§ **Task to carry out**: The entries are to be reproduced word for word, with all images left out.

--- Working data ---

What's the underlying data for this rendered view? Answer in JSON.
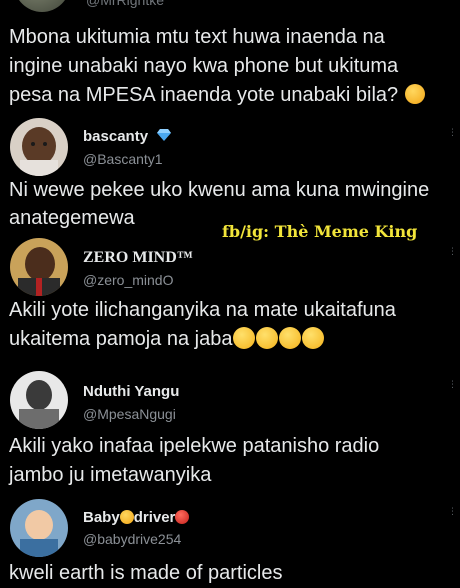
{
  "top_tweet": {
    "handle": "@MrRightke",
    "text_lines": [
      "Mbona ukitumia mtu text huwa inaenda na",
      "ingine unabaki nayo kwa phone but ukituma",
      "pesa na MPESA inaenda yote unabaki bila?"
    ],
    "trailing_emoji": "thinking-face-icon"
  },
  "watermark": "fb/ig: Thè Meme King",
  "replies": [
    {
      "display_name": "bascanty",
      "badge": "diamond-icon",
      "handle": "@Bascanty1",
      "text_lines": [
        "Ni wewe pekee uko kwenu ama kuna mwingine",
        "anategemewa"
      ]
    },
    {
      "display_name": "ZERO MIND™",
      "handle": "@zero_mindO",
      "text_lines": [
        "Akili yote ilichanganyika na mate ukaitafuna",
        "ukaitema pamoja na jaba"
      ],
      "trailing_emojis": [
        "tears-of-joy-icon",
        "tears-of-joy-icon",
        "tears-of-joy-icon",
        "tears-of-joy-icon"
      ]
    },
    {
      "display_name": "Nduthi Yangu",
      "handle": "@MpesaNgugi",
      "text_lines": [
        "Akili yako inafaa ipelekwe patanisho radio",
        "jambo ju imetawanyika"
      ]
    },
    {
      "display_name_parts": [
        "Baby",
        "driver"
      ],
      "name_emojis": [
        "sunglasses-face-icon",
        "angry-face-icon"
      ],
      "handle": "@babydrive254",
      "text_lines": [
        "kweli earth is made of particles"
      ]
    }
  ],
  "more_glyph": "⋮",
  "colors": {
    "background": "#000000",
    "text": "#e7e9ea",
    "secondary": "#8b9096",
    "watermark": "#f2e53a",
    "verified": "#1d9bf0"
  }
}
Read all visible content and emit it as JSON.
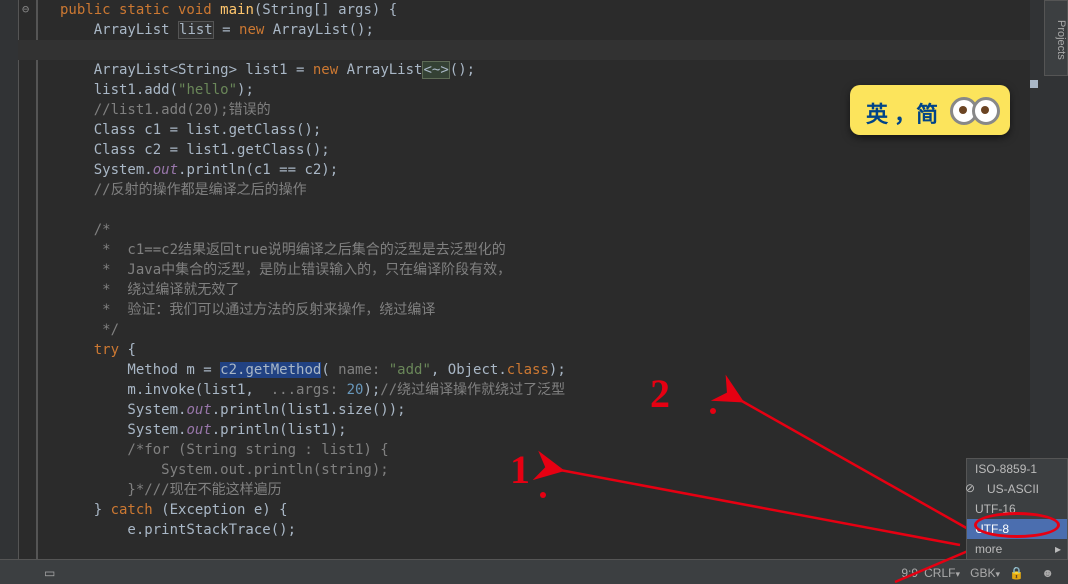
{
  "side_tab": "Projects",
  "ime": {
    "text": "英 ，简"
  },
  "code": {
    "l1": {
      "pre": "public static void ",
      "mth": "main",
      "pre2": "(String[] args) {"
    },
    "l2": {
      "pre": "    ArrayList ",
      "boxed": "list",
      "pre2": " = ",
      "kw": "new",
      "pre3": " ArrayList();"
    },
    "l3": "",
    "l4": {
      "pre": "    ArrayList<String> list1 = ",
      "kw": "new",
      "pre2": " ArrayList",
      "boxed": "<~>",
      "pre3": "();"
    },
    "l5": {
      "pre": "    list1.add(",
      "str": "\"hello\"",
      "pre2": ");"
    },
    "l6": {
      "cm": "    //list1.add(20);错误的"
    },
    "l7": {
      "pre": "    Class c1 = list.getClass();"
    },
    "l8": {
      "pre": "    Class c2 = list1.getClass();"
    },
    "l9": {
      "pre": "    System.",
      "fld": "out",
      "pre2": ".println(c1 == c2);"
    },
    "l10": {
      "cm": "    //反射的操作都是编译之后的操作"
    },
    "l11": "",
    "l12": {
      "cm": "    /*"
    },
    "l13": {
      "cm": "     *  c1==c2结果返回true说明编译之后集合的泛型是去泛型化的"
    },
    "l14": {
      "cm": "     *  Java中集合的泛型，是防止错误输入的，只在编译阶段有效，"
    },
    "l15": {
      "cm": "     *  绕过编译就无效了"
    },
    "l16": {
      "cm": "     *  验证：我们可以通过方法的反射来操作，绕过编译"
    },
    "l17": {
      "cm": "     */"
    },
    "l18": {
      "kw": "    try",
      "pre": " {"
    },
    "l19": {
      "pre": "        Method m = ",
      "sel": "c2.getMethod",
      "pre2": "( ",
      "pn": "name: ",
      "str": "\"add\"",
      "pre3": ", Object.",
      "kw2": "class",
      "pre4": ");"
    },
    "l20": {
      "pre": "        m.invoke(list1,  ",
      "pn": "...args: ",
      "num": "20",
      "pre2": ");",
      "cm": "//绕过编译操作就绕过了泛型"
    },
    "l21": {
      "pre": "        System.",
      "fld": "out",
      "pre2": ".println(list1.size());"
    },
    "l22": {
      "pre": "        System.",
      "fld": "out",
      "pre2": ".println(list1);"
    },
    "l23": {
      "cm": "        /*for (String string : list1) {"
    },
    "l24": {
      "cm": "            System.out.println(string);"
    },
    "l25": {
      "cm1": "        }*/",
      "cm2": "//现在不能这样遍历"
    },
    "l26": {
      "pre": "    } ",
      "kw": "catch",
      "pre2": " (Exception e) {"
    },
    "l27": {
      "pre": "        e.printStackTrace();"
    }
  },
  "encoding_menu": {
    "items": [
      "ISO-8859-1",
      "US-ASCII",
      "UTF-16",
      "UTF-8",
      "more"
    ],
    "selected": "UTF-8"
  },
  "statusbar": {
    "pos": "9:9",
    "lineend": "CRLF",
    "enc": "GBK",
    "ins": ""
  },
  "annotations": {
    "num1": "1",
    "num2": "2"
  }
}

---

§ **Problem solution**:
What's the underlying data for this rendered view? Answer in JSON.
{
  "top_tweet": {
    "handle": "@MrRightke",
    "text_lines": [
      "Mbona ukitumia mtu text huwa inaenda na",
      "ingine unabaki nayo kwa phone but ukituma",
      "pesa na MPESA inaenda yote unabaki bila?"
    ],
    "trailing_emoji": "thinking-face-icon"
  },
  "watermark": "fb/ig: Thè Meme King",
  "replies": [
    {
      "display_name": "bascanty",
      "badge": "diamond-icon",
      "handle": "@Bascanty1",
      "text_lines": [
        "Ni wewe pekee uko kwenu ama kuna mwingine",
        "anategemewa"
      ]
    },
    {
      "display_name": "ZERO MIND™",
      "handle": "@zero_mindO",
      "text_lines": [
        "Akili yote ilichanganyika na mate ukaitafuna",
        "ukaitema pamoja na jaba"
      ],
      "trailing_emojis": [
        "tears-of-joy-icon",
        "tears-of-joy-icon",
        "tears-of-joy-icon",
        "tears-of-joy-icon"
      ]
    },
    {
      "display_name": "Nduthi Yangu",
      "handle": "@MpesaNgugi",
      "text_lines": [
        "Akili yako inafaa ipelekwe patanisho radio",
        "jambo ju imetawanyika"
      ]
    },
    {
      "display_name_parts": [
        "Baby",
        "driver"
      ],
      "name_emojis": [
        "sunglasses-face-icon",
        "angry-face-icon"
      ],
      "handle": "@babydrive254",
      "text_lines": [
        "kweli earth is made of particles"
      ]
    }
  ],
  "more_glyph": "⋮",
  "colors": {
    "background": "#000000",
    "text": "#e7e9ea",
    "secondary": "#8b9096",
    "watermark": "#f2e53a",
    "verified": "#1d9bf0"
  }
}
Read all visible content and emit it as JSON.
{
  "side_tab": "Projects",
  "ime": {
    "text": "英 ，简"
  },
  "code": {
    "l1": {
      "pre": "public static void ",
      "mth": "main",
      "pre2": "(String[] args) {"
    },
    "l2": {
      "pre": "    ArrayList ",
      "boxed": "list",
      "pre2": " = ",
      "kw": "new",
      "pre3": " ArrayList();"
    },
    "l3": "",
    "l4": {
      "pre": "    ArrayList<String> list1 = ",
      "kw": "new",
      "pre2": " ArrayList",
      "boxed": "<~>",
      "pre3": "();"
    },
    "l5": {
      "pre": "    list1.add(",
      "str": "\"hello\"",
      "pre2": ");"
    },
    "l6": {
      "cm": "    //list1.add(20);错误的"
    },
    "l7": {
      "pre": "    Class c1 = list.getClass();"
    },
    "l8": {
      "pre": "    Class c2 = list1.getClass();"
    },
    "l9": {
      "pre": "    System.",
      "fld": "out",
      "pre2": ".println(c1 == c2);"
    },
    "l10": {
      "cm": "    //反射的操作都是编译之后的操作"
    },
    "l11": "",
    "l12": {
      "cm": "    /*"
    },
    "l13": {
      "cm": "     *  c1==c2结果返回true说明编译之后集合的泛型是去泛型化的"
    },
    "l14": {
      "cm": "     *  Java中集合的泛型，是防止错误输入的，只在编译阶段有效，"
    },
    "l15": {
      "cm": "     *  绕过编译就无效了"
    },
    "l16": {
      "cm": "     *  验证：我们可以通过方法的反射来操作，绕过编译"
    },
    "l17": {
      "cm": "     */"
    },
    "l18": {
      "kw": "    try",
      "pre": " {"
    },
    "l19": {
      "pre": "        Method m = ",
      "sel": "c2.getMethod",
      "pre2": "( ",
      "pn": "name: ",
      "str": "\"add\"",
      "pre3": ", Object.",
      "kw2": "class",
      "pre4": ");"
    },
    "l20": {
      "pre": "        m.invoke(list1,  ",
      "pn": "...args: ",
      "num": "20",
      "pre2": ");",
      "cm": "//绕过编译操作就绕过了泛型"
    },
    "l21": {
      "pre": "        System.",
      "fld": "out",
      "pre2": ".println(list1.size());"
    },
    "l22": {
      "pre": "        System.",
      "fld": "out",
      "pre2": ".println(list1);"
    },
    "l23": {
      "cm": "        /*for (String string : list1) {"
    },
    "l24": {
      "cm": "            System.out.println(string);"
    },
    "l25": {
      "cm1": "        }*/",
      "cm2": "//现在不能这样遍历"
    },
    "l26": {
      "pre": "    } ",
      "kw": "catch",
      "pre2": " (Exception e) {"
    },
    "l27": {
      "pre": "        e.printStackTrace();"
    }
  },
  "encoding_menu": {
    "items": [
      "ISO-8859-1",
      "US-ASCII",
      "UTF-16",
      "UTF-8",
      "more"
    ],
    "selected": "UTF-8"
  },
  "statusbar": {
    "pos": "9:9",
    "lineend": "CRLF",
    "enc": "GBK",
    "ins": ""
  },
  "annotations": {
    "num1": "1",
    "num2": "2"
  }
}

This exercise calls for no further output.